* [Required work]
Run through the records and show each line that includes the string "into".

>>>

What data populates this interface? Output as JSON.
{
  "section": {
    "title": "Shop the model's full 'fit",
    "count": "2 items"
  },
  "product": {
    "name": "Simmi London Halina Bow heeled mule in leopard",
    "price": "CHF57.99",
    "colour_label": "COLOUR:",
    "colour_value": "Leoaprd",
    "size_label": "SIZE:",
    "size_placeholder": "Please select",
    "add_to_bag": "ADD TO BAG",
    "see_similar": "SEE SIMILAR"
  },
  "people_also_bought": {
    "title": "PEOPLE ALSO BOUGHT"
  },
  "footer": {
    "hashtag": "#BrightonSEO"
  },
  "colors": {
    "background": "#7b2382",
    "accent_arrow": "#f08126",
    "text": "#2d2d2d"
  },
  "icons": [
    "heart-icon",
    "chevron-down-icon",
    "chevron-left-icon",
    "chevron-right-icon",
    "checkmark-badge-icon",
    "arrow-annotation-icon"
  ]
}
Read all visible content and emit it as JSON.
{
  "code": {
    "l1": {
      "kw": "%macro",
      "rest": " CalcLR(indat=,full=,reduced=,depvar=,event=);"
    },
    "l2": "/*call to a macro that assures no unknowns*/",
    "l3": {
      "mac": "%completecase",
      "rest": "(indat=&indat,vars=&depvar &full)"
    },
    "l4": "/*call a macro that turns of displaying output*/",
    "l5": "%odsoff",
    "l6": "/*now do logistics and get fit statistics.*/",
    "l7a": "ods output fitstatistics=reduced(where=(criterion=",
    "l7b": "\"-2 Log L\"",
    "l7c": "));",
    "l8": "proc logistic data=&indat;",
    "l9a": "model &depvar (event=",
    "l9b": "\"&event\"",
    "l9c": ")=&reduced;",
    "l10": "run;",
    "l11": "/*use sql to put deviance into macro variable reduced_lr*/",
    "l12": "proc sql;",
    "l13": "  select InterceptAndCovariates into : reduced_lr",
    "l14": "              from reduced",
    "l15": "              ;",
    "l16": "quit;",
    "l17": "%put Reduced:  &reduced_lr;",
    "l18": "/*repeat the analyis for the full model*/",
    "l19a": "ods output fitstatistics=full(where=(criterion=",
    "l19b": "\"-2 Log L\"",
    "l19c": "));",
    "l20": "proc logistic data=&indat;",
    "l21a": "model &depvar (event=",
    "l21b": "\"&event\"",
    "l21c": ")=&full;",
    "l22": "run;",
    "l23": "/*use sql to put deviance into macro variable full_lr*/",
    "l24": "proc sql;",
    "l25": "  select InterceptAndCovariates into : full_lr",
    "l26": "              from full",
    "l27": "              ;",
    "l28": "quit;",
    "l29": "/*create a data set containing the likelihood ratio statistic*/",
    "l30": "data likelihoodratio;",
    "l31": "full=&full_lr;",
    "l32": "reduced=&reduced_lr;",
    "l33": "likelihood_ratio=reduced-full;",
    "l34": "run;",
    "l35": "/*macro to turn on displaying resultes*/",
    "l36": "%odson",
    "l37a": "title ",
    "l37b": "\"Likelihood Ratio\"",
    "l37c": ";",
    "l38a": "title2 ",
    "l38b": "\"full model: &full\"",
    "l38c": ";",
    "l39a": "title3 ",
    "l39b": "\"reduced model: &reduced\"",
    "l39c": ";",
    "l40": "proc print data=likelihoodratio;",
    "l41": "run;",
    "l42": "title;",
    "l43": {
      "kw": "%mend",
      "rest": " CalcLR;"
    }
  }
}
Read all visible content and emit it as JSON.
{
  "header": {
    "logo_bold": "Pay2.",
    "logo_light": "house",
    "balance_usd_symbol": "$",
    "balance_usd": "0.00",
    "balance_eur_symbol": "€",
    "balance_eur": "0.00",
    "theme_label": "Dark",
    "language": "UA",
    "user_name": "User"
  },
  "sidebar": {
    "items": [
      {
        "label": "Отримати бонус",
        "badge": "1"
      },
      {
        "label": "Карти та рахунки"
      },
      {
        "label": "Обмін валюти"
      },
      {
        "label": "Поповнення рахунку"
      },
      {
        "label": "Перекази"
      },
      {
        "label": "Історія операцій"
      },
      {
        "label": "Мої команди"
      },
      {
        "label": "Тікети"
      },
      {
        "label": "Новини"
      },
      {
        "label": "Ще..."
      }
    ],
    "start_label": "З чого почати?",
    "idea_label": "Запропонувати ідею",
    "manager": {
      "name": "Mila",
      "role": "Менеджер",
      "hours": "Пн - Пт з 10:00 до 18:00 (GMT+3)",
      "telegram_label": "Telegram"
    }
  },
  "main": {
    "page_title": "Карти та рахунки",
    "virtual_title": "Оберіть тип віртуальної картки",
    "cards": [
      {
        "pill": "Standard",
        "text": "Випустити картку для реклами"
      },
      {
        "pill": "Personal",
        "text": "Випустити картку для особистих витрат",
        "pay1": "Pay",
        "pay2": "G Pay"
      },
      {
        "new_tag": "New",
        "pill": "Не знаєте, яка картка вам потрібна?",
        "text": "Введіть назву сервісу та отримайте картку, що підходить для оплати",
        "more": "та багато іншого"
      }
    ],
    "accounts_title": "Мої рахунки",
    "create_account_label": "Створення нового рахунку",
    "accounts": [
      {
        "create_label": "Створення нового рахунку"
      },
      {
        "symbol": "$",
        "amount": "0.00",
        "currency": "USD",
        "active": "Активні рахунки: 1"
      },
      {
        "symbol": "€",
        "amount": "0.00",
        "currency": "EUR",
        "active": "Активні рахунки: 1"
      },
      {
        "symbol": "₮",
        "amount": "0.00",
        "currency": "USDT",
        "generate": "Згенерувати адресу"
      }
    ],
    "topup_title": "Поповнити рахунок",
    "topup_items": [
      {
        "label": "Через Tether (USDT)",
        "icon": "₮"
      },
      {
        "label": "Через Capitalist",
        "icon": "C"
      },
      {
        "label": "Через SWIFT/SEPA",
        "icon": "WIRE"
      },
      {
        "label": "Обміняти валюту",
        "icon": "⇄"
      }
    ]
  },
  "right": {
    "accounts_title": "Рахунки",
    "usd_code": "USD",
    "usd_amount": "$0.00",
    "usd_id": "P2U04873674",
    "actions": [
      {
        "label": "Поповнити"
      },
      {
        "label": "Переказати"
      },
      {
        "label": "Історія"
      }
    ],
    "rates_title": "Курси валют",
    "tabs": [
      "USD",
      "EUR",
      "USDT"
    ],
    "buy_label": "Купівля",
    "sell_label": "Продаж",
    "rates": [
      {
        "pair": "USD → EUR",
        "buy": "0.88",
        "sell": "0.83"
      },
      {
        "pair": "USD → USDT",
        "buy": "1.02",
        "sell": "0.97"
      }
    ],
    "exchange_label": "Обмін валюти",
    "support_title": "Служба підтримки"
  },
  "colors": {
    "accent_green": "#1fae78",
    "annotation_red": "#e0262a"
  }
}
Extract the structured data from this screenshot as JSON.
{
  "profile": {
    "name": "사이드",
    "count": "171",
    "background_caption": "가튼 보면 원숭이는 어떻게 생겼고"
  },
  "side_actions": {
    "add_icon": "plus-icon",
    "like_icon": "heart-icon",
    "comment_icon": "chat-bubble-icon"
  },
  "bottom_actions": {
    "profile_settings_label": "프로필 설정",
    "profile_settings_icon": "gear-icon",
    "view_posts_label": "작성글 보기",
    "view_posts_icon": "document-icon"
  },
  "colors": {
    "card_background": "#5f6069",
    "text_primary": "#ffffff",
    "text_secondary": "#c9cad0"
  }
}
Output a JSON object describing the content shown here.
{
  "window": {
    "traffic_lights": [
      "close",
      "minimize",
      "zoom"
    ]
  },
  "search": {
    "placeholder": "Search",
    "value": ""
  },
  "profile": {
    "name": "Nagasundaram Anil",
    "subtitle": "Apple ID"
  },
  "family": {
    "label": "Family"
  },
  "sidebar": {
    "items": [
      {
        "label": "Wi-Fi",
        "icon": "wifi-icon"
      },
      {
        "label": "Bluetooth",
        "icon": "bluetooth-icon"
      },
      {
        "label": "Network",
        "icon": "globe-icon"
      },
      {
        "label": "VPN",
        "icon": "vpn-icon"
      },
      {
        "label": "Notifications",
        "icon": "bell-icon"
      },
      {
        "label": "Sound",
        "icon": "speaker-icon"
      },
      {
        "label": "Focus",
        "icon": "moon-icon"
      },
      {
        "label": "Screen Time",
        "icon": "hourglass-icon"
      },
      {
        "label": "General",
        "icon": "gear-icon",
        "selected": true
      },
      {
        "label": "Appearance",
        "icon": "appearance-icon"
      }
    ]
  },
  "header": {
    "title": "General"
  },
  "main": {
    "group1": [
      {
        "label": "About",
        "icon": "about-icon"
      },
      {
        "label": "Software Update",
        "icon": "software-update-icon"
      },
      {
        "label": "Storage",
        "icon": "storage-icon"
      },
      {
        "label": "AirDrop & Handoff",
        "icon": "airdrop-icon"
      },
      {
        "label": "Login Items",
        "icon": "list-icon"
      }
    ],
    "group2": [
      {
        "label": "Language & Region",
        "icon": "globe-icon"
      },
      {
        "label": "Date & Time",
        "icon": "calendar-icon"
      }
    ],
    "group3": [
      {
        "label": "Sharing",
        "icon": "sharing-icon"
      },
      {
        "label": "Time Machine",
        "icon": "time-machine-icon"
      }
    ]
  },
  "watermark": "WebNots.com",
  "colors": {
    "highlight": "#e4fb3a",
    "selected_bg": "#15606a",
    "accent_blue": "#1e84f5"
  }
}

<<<

* [Task result]
    "l11": "/*use sql to put deviance into macro variable reduced_lr*/",
    "l13": "  select InterceptAndCovariates into : reduced_lr",
    "l23": "/*use sql to put deviance into macro variable full_lr*/",
    "l25": "  select InterceptAndCovariates into : full_lr",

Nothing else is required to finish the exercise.